* About this exercise
Pull every line of the entries that has the word "Configuration".

* Material to process

-*-*-

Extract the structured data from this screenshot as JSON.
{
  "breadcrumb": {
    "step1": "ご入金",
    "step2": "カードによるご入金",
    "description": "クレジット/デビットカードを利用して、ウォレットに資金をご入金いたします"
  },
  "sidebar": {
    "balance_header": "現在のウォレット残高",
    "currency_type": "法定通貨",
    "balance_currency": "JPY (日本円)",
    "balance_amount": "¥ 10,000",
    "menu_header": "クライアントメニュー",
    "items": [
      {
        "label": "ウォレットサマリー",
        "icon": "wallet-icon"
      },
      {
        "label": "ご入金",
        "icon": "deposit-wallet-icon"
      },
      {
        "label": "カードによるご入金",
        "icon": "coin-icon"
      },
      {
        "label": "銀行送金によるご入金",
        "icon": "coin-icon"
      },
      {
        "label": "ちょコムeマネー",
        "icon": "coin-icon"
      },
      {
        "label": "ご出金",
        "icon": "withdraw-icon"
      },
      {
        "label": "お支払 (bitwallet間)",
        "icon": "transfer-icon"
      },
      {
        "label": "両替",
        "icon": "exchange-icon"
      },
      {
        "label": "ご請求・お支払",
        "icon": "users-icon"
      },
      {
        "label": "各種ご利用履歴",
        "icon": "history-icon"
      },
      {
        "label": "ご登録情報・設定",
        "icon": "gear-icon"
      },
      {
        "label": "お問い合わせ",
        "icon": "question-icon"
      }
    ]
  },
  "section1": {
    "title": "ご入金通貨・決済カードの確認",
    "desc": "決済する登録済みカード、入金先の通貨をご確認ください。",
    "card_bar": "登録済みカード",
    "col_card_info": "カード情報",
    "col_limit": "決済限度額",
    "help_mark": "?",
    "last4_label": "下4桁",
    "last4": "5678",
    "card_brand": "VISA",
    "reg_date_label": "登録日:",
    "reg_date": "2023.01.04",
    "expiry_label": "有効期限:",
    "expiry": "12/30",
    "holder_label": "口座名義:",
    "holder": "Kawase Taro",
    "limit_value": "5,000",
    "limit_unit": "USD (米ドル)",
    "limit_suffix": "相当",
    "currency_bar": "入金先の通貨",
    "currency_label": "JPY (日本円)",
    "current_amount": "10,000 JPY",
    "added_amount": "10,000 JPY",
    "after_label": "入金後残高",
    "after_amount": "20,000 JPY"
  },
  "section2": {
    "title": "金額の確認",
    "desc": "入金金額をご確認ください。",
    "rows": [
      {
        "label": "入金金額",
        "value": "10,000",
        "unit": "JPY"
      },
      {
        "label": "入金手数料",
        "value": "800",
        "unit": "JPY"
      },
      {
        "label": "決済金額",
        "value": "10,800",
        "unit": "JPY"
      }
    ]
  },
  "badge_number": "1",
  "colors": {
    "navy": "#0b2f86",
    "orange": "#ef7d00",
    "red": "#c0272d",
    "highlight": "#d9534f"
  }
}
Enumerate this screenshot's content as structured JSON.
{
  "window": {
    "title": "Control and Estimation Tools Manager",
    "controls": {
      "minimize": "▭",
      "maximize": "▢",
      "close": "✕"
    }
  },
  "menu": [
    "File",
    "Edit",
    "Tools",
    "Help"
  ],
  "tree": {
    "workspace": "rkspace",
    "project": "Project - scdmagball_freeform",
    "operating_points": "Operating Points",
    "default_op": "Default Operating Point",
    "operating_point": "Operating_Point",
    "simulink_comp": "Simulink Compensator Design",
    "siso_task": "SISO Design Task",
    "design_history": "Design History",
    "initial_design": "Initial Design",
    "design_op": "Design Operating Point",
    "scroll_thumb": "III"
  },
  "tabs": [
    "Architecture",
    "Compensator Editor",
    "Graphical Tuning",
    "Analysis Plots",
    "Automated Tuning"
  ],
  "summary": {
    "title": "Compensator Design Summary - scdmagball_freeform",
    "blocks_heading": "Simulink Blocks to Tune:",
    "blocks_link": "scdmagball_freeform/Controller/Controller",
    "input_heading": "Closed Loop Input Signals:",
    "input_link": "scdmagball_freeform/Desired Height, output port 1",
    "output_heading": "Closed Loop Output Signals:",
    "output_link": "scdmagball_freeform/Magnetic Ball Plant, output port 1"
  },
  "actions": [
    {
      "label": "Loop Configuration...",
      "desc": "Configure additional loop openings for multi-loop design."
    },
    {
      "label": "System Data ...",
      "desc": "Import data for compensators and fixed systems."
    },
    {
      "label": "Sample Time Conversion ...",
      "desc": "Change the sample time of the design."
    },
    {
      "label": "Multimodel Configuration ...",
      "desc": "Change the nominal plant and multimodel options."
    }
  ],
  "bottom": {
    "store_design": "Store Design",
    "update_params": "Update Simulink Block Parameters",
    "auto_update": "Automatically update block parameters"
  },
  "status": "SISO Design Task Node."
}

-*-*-

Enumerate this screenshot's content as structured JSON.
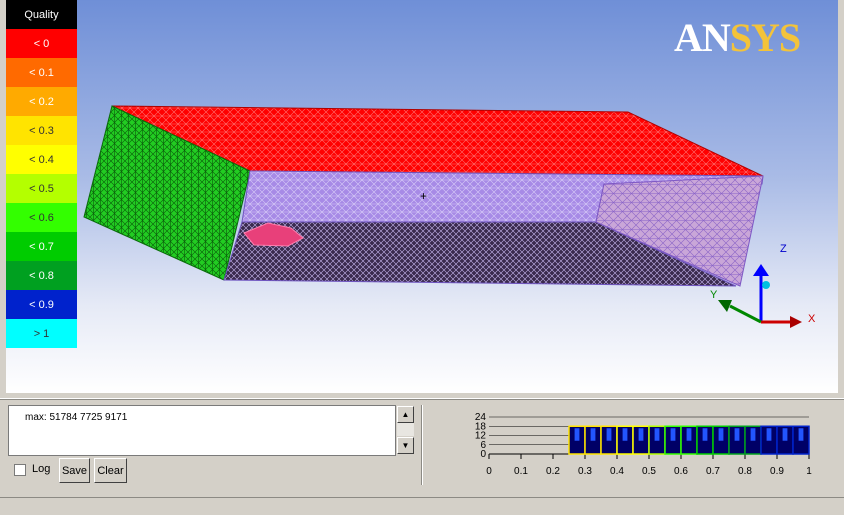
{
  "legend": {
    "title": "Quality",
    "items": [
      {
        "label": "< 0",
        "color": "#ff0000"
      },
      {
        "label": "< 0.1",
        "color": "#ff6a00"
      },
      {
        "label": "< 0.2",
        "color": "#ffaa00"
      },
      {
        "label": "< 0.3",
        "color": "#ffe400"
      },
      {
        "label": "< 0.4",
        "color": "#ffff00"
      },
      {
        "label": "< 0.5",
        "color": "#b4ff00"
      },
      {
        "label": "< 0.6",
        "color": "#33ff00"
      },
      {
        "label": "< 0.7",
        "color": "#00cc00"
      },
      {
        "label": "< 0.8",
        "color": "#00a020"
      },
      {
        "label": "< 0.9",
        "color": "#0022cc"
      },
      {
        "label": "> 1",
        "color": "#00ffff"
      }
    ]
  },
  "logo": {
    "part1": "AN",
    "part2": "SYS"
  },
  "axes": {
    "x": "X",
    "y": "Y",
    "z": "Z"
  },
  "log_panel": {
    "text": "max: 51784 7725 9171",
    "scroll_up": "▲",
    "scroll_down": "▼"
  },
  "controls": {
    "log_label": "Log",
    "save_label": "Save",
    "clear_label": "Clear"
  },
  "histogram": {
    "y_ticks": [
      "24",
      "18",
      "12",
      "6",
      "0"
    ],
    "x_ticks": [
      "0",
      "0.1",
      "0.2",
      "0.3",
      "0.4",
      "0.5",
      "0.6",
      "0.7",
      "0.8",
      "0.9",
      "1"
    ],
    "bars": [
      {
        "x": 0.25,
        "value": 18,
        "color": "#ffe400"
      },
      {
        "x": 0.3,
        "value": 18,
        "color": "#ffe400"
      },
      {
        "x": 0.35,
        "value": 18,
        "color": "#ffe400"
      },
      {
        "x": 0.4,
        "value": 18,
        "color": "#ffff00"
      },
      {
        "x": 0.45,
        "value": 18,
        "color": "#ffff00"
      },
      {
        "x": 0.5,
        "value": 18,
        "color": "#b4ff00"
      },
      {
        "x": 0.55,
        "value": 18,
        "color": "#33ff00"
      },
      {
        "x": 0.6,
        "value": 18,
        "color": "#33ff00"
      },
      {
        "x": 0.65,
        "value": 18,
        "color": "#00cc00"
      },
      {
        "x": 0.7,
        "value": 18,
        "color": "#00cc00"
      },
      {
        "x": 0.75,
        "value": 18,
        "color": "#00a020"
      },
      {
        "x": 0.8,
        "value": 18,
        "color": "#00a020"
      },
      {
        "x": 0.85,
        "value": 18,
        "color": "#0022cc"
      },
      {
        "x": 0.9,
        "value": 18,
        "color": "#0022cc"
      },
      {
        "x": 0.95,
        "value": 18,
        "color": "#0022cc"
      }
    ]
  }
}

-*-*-

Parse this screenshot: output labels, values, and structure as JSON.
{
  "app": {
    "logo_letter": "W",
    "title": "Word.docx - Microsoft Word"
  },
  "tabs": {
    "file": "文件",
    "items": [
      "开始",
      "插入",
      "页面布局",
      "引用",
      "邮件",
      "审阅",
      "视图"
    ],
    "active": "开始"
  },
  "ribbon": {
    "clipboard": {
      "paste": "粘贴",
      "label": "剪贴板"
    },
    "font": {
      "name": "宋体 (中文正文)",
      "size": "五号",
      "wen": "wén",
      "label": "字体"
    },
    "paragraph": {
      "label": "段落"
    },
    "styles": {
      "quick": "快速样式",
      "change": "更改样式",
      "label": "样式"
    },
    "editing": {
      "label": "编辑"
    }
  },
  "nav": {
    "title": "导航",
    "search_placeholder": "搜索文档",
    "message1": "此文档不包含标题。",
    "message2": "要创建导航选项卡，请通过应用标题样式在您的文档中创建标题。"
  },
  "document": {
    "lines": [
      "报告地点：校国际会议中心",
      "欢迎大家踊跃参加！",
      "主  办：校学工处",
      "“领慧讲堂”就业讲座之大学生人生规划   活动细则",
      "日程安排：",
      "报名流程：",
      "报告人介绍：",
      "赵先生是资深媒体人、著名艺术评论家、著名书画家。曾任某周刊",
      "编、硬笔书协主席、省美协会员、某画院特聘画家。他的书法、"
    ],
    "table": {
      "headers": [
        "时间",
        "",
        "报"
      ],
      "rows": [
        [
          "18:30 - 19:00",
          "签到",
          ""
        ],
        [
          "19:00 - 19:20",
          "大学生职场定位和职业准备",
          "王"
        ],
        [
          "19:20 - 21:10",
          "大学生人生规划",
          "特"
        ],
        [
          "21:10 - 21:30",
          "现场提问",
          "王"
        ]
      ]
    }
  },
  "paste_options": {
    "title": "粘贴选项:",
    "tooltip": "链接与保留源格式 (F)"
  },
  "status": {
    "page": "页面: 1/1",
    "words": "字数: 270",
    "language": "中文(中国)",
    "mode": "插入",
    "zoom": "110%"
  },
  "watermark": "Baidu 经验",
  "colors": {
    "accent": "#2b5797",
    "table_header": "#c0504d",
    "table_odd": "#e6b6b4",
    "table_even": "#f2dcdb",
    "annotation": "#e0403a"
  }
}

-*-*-

* Response box
      "label": "Loop Configuration...",
      "label": "Multimodel Configuration ...",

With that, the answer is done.